(New throughout, adds details and more of Goldfajn’s remarks)
By Alonso Soto and Marcela Ayres
SAO PAULO, June 13 (Reuters) - Brazil’s new central bank president said on Monday that the bank will curb exposure to some currency derivatives as it seeks to moderate its use of the tools his predecessor employed to ease currency swings.
Ilan Goldfajn said at his swearing-in ceremony in Brasilia that the use of instruments to mitigate large fluctuations in the Brazilian real “will be made with parsimony.”
Goldfajn, 50, who quit as chief economist of Itaú Unibanco Holding SA to join the central bank, also suggested that monetary policy, and not the exchange rate, should be used to slow inflation.
Aiming at the mid-point of the central bank’s inflation target range should help speed up Brazil’s economic recovery from the harshest recession on record, he added.
The bank currently targets 4.5 percent inflation with leeway of plus or minus two percentage points.
Goldfajn faces the task of curbing price increases that are more than twice this year’s target even as Latin America’s largest economy struggles with a two-year recession. The central bank missed its inflation target during the five years of Goldfajn’s predecessor, Alexandre Tombini.
During Tombini’s five-year stint, policymakers at the central bank pursued an active currency policy that kept the real artificially strong for years. By 2015, the bank had built up a stock of more than $100 billion worth of currency swaps, which function like dollar sales to investors but cost taxpayers dearly when the real declines.
In recent months, the central bank has used reverse currency swaps to sharply reduce the stock of swaps, now at a little over $60 billion.
The currency slipped almost 2 percent to 3.4828 reais late on Monday afternoon.

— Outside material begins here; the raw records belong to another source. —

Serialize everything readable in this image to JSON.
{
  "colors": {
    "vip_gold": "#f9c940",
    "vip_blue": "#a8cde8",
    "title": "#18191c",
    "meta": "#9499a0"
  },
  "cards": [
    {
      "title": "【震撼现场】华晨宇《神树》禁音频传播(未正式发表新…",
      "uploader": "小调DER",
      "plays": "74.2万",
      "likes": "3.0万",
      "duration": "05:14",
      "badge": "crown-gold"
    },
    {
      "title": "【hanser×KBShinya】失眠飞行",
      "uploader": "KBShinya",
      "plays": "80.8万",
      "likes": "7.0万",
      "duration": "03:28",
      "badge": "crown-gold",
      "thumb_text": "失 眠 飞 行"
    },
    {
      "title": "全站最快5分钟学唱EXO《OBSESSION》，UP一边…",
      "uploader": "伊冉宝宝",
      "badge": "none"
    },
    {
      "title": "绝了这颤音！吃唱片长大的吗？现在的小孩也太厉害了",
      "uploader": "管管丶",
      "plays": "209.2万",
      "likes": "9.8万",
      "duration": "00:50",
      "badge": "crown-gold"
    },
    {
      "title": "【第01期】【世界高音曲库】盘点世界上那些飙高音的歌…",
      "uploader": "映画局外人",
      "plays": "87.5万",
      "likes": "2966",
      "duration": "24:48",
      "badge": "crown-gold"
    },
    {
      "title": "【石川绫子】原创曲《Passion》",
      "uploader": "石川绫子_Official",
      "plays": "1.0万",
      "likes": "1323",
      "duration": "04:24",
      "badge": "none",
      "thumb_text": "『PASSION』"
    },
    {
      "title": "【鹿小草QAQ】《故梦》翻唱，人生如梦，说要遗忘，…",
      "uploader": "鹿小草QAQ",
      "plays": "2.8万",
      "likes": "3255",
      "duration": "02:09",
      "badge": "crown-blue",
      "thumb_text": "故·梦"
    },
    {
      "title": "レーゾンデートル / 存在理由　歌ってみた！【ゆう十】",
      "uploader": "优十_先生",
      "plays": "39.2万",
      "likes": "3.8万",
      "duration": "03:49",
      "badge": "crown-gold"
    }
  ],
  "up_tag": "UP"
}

At the ceremony, Goldfajn nominated Reinaldo Le Grazie, chief executive of Banco Bradesco SA’s asset management unit, to be the central bank’s director of monetary policy. (Writing by Guillermo Parra-Bernal and Brad Haynes; Additional reporting by Bruno Federowski in São Paulo; Editing by David Gregorio)